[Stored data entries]
◆ ◆ ◆ ◆ ◆ ◆ ◆
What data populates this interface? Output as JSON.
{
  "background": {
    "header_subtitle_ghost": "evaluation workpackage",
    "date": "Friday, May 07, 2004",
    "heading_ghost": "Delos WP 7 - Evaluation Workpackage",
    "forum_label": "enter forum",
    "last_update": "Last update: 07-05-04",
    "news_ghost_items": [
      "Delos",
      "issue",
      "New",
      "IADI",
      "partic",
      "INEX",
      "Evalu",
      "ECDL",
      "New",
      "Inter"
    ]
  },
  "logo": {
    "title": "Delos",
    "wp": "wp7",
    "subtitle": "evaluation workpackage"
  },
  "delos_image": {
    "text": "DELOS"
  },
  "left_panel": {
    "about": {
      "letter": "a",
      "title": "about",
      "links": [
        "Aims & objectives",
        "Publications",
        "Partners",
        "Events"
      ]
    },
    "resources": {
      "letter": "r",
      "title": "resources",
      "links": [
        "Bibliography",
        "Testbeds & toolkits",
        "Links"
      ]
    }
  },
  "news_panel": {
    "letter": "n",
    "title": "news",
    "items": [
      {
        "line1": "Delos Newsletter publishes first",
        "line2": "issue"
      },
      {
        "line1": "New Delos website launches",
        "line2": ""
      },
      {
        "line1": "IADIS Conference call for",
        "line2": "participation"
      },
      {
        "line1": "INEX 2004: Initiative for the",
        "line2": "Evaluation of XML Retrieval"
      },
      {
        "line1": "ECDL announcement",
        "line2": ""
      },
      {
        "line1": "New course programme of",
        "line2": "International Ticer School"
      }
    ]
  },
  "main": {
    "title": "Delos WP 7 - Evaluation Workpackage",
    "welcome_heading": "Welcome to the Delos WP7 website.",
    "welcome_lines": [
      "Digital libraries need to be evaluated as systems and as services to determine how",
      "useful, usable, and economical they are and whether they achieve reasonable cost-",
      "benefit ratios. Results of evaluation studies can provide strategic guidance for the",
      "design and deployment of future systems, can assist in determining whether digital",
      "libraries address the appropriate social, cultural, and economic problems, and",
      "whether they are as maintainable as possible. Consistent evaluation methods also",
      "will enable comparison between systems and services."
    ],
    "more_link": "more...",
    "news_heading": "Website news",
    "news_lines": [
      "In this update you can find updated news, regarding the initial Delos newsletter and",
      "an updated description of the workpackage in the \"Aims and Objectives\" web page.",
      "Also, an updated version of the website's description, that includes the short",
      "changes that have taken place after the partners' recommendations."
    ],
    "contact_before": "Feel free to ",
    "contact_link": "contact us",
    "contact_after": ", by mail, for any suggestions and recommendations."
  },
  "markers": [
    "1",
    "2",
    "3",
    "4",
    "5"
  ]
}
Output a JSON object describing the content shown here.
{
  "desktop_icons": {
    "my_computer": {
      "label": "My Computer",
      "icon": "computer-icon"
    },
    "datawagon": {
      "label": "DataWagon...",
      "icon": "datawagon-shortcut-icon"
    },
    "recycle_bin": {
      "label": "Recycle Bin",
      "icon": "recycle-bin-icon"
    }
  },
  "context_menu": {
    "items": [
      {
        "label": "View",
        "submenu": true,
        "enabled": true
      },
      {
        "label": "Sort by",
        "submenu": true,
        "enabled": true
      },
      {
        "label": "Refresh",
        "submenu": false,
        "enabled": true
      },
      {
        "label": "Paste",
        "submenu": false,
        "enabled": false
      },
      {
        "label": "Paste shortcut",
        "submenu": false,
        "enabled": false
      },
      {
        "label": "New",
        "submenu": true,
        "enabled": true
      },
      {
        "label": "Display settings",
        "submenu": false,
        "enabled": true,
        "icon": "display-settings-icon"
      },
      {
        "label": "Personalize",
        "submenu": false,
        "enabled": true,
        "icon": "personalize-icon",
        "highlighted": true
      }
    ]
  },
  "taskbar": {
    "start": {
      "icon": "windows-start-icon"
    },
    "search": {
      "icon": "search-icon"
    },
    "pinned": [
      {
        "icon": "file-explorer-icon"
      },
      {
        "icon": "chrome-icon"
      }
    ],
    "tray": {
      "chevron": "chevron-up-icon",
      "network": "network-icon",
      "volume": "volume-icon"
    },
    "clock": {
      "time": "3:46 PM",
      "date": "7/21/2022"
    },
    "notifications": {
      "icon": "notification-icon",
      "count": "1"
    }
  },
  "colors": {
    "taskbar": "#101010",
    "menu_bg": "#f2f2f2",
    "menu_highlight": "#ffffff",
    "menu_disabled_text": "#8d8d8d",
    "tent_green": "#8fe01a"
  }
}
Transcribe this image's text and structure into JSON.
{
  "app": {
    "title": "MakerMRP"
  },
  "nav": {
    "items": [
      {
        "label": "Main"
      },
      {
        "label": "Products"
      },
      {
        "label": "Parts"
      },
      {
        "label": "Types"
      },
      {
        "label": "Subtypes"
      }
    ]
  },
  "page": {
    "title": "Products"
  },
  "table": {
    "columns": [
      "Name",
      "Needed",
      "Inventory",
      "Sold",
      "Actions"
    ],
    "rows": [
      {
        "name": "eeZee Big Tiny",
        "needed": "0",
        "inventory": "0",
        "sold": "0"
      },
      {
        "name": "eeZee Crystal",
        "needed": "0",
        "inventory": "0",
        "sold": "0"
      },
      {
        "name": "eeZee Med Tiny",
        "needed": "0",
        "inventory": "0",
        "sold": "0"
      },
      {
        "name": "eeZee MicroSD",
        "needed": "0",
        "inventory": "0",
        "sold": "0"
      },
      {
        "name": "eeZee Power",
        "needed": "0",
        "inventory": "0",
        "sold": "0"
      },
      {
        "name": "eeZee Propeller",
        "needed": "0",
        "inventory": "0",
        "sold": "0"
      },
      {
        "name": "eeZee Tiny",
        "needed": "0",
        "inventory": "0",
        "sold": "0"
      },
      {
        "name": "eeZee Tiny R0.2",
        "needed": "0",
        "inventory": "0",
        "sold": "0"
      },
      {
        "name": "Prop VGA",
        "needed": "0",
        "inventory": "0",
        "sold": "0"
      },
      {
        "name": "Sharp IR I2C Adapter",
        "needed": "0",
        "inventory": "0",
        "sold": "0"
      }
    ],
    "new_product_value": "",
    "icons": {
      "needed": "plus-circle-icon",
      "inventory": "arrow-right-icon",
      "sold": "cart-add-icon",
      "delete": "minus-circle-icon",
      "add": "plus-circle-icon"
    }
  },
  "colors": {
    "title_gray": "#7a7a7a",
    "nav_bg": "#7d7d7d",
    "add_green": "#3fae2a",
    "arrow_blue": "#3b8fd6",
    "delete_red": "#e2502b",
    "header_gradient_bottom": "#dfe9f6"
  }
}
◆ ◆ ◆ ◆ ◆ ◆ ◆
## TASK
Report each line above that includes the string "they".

## TASK RESULT
      "useful, usable, and economical they are and whether they achieve reasonable cost-",
      "whether they are as maintainable as possible. Consistent evaluation methods also",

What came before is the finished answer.